When Does Plea Agreement Happen

As a copy editor, I am happy to provide an article on «when does plea agreement happen,» addressing the legal process in the United States.

A plea agreement, also known as a plea bargain, is a legal agreement between the prosecution and the defendant in a criminal case. In general, a plea agreement involves the defendant pleading guilty to a lesser charge or receiving a reduced sentence in exchange for agreeing to forgo a trial.

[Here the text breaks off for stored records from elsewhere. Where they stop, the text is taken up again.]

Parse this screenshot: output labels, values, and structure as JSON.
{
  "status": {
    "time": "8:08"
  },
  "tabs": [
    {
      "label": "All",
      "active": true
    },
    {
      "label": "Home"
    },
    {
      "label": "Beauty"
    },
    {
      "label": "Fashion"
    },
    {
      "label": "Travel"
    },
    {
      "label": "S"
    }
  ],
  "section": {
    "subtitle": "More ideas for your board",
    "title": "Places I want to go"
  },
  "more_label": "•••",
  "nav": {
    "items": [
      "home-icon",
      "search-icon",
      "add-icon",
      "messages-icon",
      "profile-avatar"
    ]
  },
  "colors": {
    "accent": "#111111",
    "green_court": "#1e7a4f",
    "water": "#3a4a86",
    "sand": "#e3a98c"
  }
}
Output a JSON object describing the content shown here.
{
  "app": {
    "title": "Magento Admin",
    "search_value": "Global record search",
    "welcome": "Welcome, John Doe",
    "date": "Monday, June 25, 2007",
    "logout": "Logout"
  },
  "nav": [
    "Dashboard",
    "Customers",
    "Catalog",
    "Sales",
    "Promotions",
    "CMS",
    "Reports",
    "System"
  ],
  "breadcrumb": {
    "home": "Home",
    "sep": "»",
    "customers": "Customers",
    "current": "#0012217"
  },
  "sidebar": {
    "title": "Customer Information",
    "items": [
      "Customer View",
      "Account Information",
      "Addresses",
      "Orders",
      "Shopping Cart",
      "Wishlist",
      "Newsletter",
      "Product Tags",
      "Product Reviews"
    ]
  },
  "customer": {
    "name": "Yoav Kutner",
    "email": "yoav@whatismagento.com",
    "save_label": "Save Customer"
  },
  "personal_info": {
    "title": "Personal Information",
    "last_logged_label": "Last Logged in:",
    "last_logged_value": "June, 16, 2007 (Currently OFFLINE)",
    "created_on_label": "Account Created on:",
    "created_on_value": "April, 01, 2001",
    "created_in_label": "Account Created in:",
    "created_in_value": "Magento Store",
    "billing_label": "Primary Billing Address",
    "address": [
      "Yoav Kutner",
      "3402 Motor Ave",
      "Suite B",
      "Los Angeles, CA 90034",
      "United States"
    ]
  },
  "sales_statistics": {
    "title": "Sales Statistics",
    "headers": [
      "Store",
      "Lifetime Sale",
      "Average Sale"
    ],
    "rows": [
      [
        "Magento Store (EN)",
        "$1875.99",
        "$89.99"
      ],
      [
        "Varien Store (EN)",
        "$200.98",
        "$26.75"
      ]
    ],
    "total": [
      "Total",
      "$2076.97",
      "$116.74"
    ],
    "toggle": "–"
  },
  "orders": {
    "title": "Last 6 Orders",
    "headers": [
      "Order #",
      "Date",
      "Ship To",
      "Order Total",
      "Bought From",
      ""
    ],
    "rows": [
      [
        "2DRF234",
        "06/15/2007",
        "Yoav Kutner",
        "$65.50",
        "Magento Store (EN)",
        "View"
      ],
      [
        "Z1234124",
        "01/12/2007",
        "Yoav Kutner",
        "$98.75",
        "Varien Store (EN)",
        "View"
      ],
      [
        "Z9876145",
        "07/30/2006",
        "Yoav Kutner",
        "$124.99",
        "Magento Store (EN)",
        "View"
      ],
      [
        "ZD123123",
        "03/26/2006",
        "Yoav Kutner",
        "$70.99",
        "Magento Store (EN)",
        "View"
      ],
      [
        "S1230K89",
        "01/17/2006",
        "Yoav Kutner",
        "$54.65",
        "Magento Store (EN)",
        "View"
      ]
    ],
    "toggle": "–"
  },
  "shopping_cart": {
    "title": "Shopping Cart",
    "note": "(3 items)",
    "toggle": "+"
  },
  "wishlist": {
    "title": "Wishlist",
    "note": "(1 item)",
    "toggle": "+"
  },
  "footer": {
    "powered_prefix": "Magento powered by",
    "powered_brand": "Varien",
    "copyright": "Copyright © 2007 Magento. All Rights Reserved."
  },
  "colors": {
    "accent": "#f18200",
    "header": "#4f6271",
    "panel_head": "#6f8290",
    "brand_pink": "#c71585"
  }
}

The decision to enter into a plea agreement typically occurs after the defendant has been arrested, charged with a crime, and arraigned, or formally charged in court. The prosecution may make an offer to the defendant, usually through their attorney, suggesting that they plead guilty to a lesser charge or a reduced sentence. The defendant then has the option to accept or reject the plea deal.

In some cases, plea agreements can be reached before the case goes to trial. This can occur through negotiations between the prosecution and the defense or as part of pre-trial discussions. If a plea deal is reached at this stage, the defendant may not even need to appear in court.

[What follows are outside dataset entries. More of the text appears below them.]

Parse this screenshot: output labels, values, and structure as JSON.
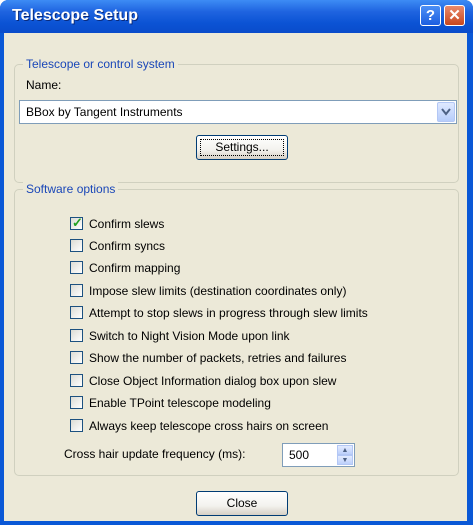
{
  "window": {
    "title": "Telescope Setup",
    "help_button": "?",
    "close_button": "✕"
  },
  "telescope_group": {
    "label": "Telescope or control system",
    "name_label": "Name:",
    "selected": "BBox by Tangent Instruments",
    "settings_button": "Settings..."
  },
  "software_group": {
    "label": "Software options",
    "options": [
      {
        "label": "Confirm slews",
        "checked": true
      },
      {
        "label": "Confirm syncs",
        "checked": false
      },
      {
        "label": "Confirm mapping",
        "checked": false
      },
      {
        "label": "Impose slew limits (destination coordinates only)",
        "checked": false
      },
      {
        "label": "Attempt to stop slews in progress through slew limits",
        "checked": false
      },
      {
        "label": "Switch to Night Vision Mode upon link",
        "checked": false
      },
      {
        "label": "Show the number of packets, retries and failures",
        "checked": false
      },
      {
        "label": "Close Object Information dialog box upon slew",
        "checked": false
      },
      {
        "label": "Enable TPoint telescope modeling",
        "checked": false
      },
      {
        "label": "Always keep telescope cross hairs on screen",
        "checked": false
      }
    ],
    "freq_label": "Cross hair update frequency (ms):",
    "freq_value": "500"
  },
  "footer": {
    "close_button": "Close"
  },
  "icons": {
    "check": "✓",
    "dropdown": "chevron-down-icon",
    "spin_up": "▲",
    "spin_down": "▼"
  }
}
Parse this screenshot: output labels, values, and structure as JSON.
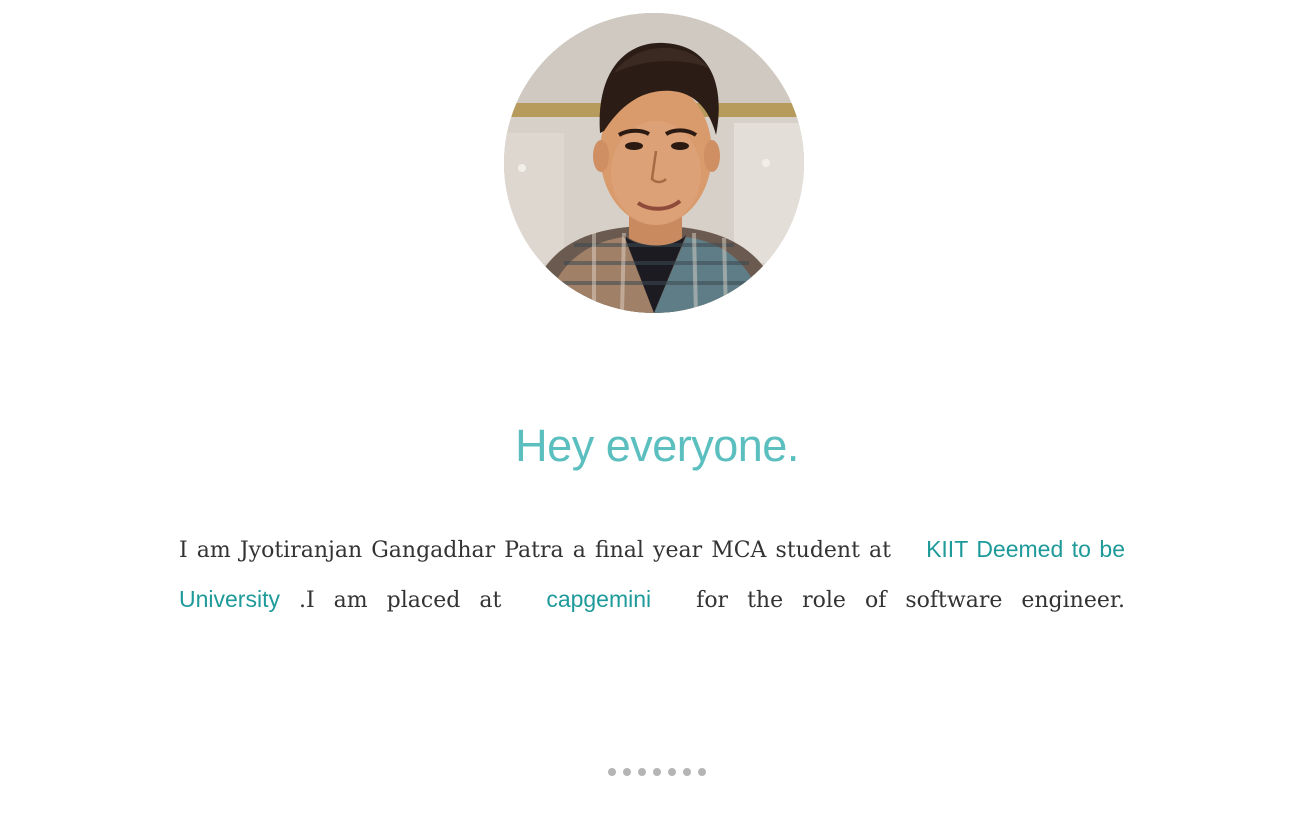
{
  "profile": {
    "avatar_alt": "profile photo"
  },
  "hero": {
    "headline": "Hey everyone."
  },
  "bio": {
    "part1": "I am Jyotiranjan Gangadhar Patra a final year MCA student at",
    "university_link": "KIIT Deemed to be University",
    "part2": ".I am placed at",
    "company_link": "capgemini",
    "part3": "for the role of software engineer."
  },
  "pagination": {
    "dot_count": 7
  },
  "colors": {
    "headline": "#5bbfbf",
    "link": "#1f9a9a",
    "body_text": "#333333",
    "dot": "#b5b5b5"
  }
}
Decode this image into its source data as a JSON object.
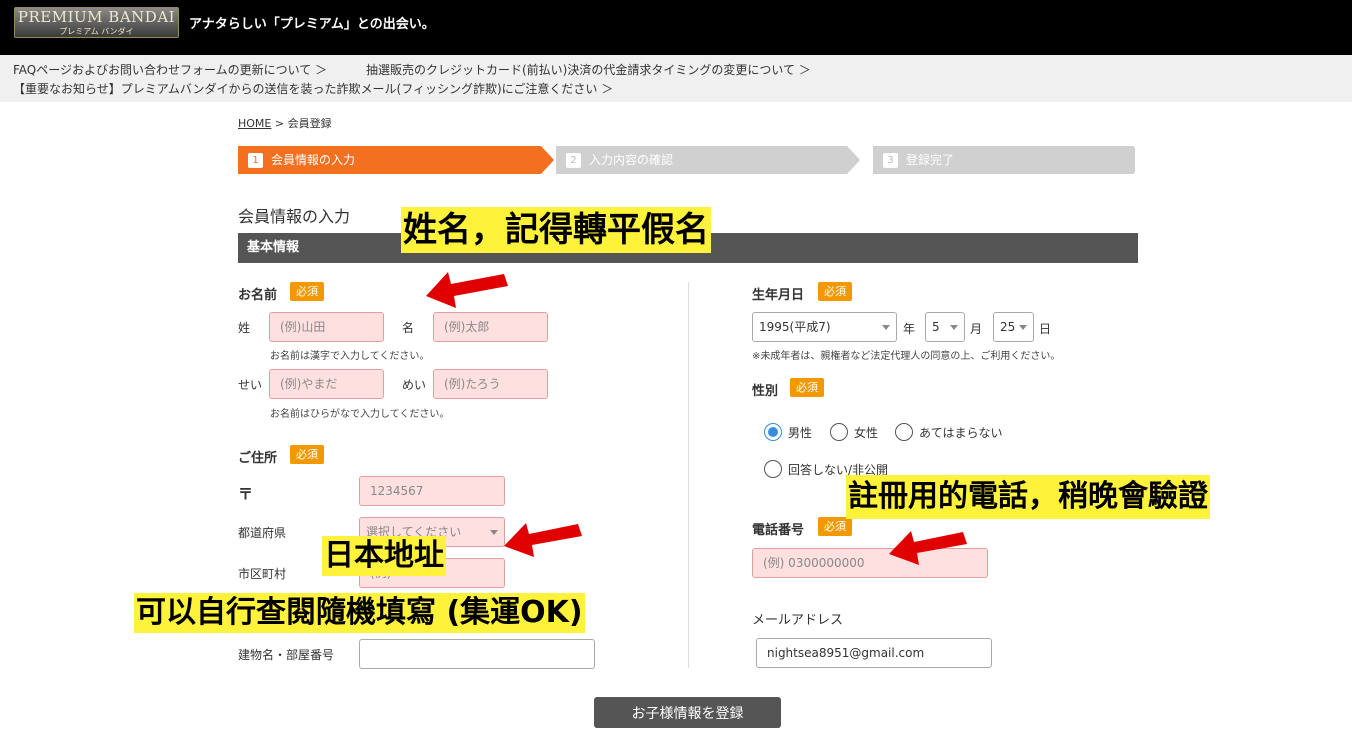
{
  "header": {
    "logo_line1": "PREMIUM BANDAI",
    "logo_line2": "プレミアム バンダイ",
    "tagline": "アナタらしい「プレミアム」との出会い。"
  },
  "notices": [
    "FAQページおよびお問い合わせフォームの更新について ＞",
    "抽選販売のクレジットカード(前払い)決済の代金請求タイミングの変更について ＞",
    "【重要なお知らせ】プレミアムバンダイからの送信を装った詐欺メール(フィッシング詐欺)にご注意ください ＞"
  ],
  "breadcrumb": {
    "home": "HOME",
    "sep": " > ",
    "current": "会員登録"
  },
  "steps": [
    {
      "num": "1",
      "label": "会員情報の入力"
    },
    {
      "num": "2",
      "label": "入力内容の確認"
    },
    {
      "num": "3",
      "label": "登録完了"
    }
  ],
  "section_title": "会員情報の入力",
  "basic_info": "基本情報",
  "required": "必須",
  "name": {
    "title": "お名前",
    "sei_label": "姓",
    "sei_placeholder": "(例)山田",
    "mei_label": "名",
    "mei_placeholder": "(例)太郎",
    "kanji_hint": "お名前は漢字で入力してください。",
    "sei_kana_label": "せい",
    "sei_kana_placeholder": "(例)やまだ",
    "mei_kana_label": "めい",
    "mei_kana_placeholder": "(例)たろう",
    "kana_hint": "お名前はひらがなで入力してください。"
  },
  "address": {
    "title": "ご住所",
    "postal_symbol": "〒",
    "postal_placeholder": "1234567",
    "prefecture_label": "都道府県",
    "prefecture_value": "選択してください",
    "city_label": "市区町村",
    "city_placeholder": "(例)",
    "building_label": "建物名・部屋番号"
  },
  "birth": {
    "title": "生年月日",
    "year": "1995(平成7)",
    "year_unit": "年",
    "month": "5",
    "month_unit": "月",
    "day": "25",
    "day_unit": "日",
    "hint": "※未成年者は、親権者など法定代理人の同意の上、ご利用ください。"
  },
  "gender": {
    "title": "性別",
    "options": [
      "男性",
      "女性",
      "あてはまらない",
      "回答しない/非公開"
    ],
    "selected": "男性"
  },
  "phone": {
    "title": "電話番号",
    "placeholder": "(例) 0300000000"
  },
  "email": {
    "title": "メールアドレス",
    "value": "nightsea8951@gmail.com"
  },
  "submit_label": "お子様情報を登録",
  "annotations": {
    "name_note": "姓名，記得轉平假名",
    "address_note": "日本地址",
    "address_note2": "可以自行查閱隨機填寫 (集運OK)",
    "phone_note": "註冊用的電話，稍晚會驗證"
  },
  "colors": {
    "accent": "#f37021",
    "required": "#f39800",
    "annotation_bg": "#fff23b",
    "arrow": "#e00000"
  }
}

However, plea agreements can also be reached after a trial has begun. This can happen if the trial is not going well for either side, or if new evidence comes to light. In these cases, the prosecution and defense may decide to enter into a plea agreement in order to avoid a full trial and the increased risk of a harsher sentence.

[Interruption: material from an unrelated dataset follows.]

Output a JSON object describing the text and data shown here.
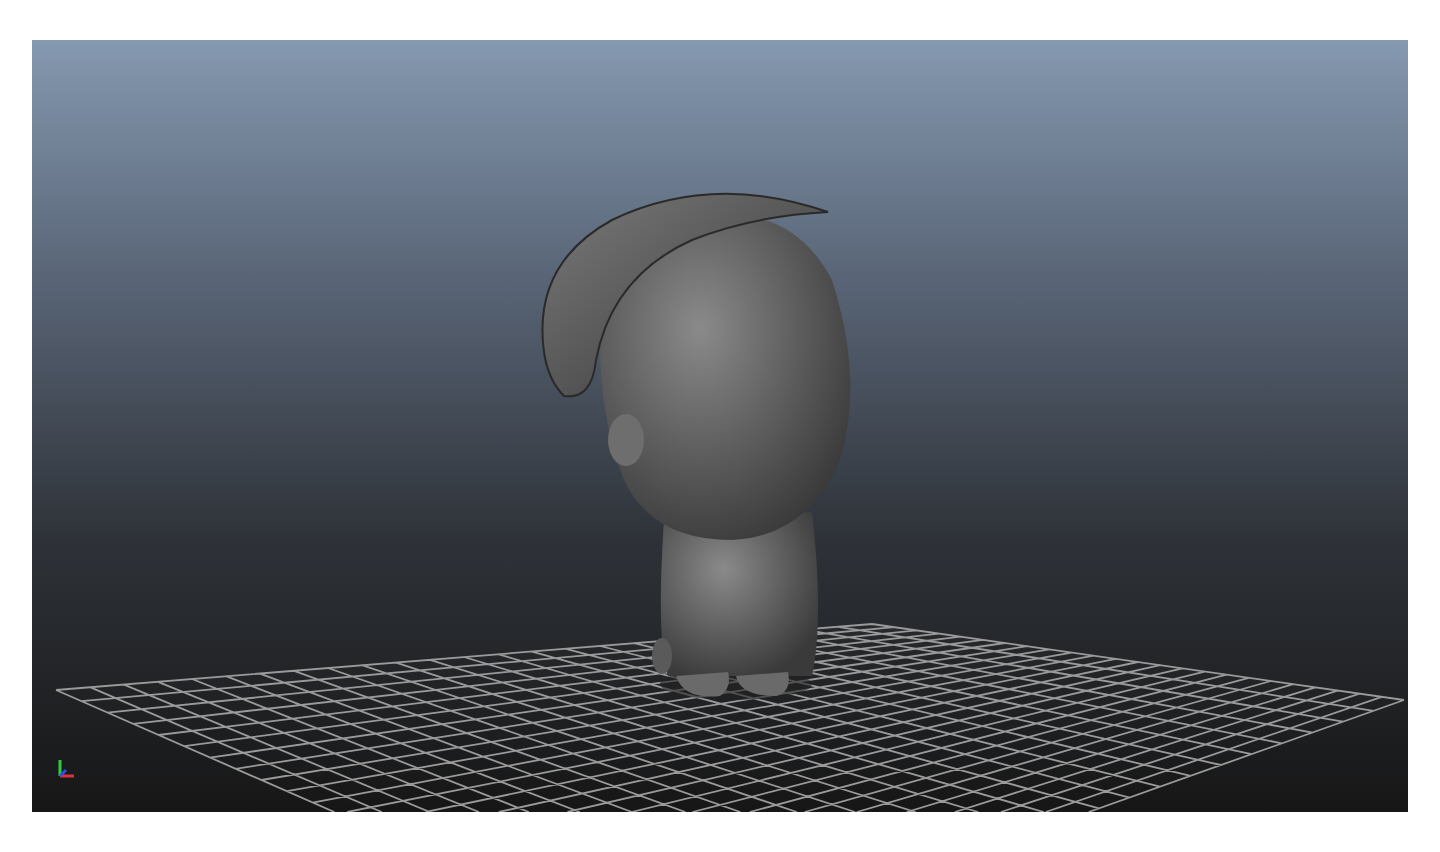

It is important to note that plea agreements are not always guaranteed. Some defendants may choose to take their chances at trial, either because they believe they are innocent or they feel they have a better chance of receiving a lighter sentence through a trial.

In conclusion, plea agreements typically happen after a defendant has been charged with a crime and arraigned, but they can also occur before or even during a trial. They are a way for defendants to receive a reduced sentence or plead guilty to a lesser charge in exchange for avoiding a full trial.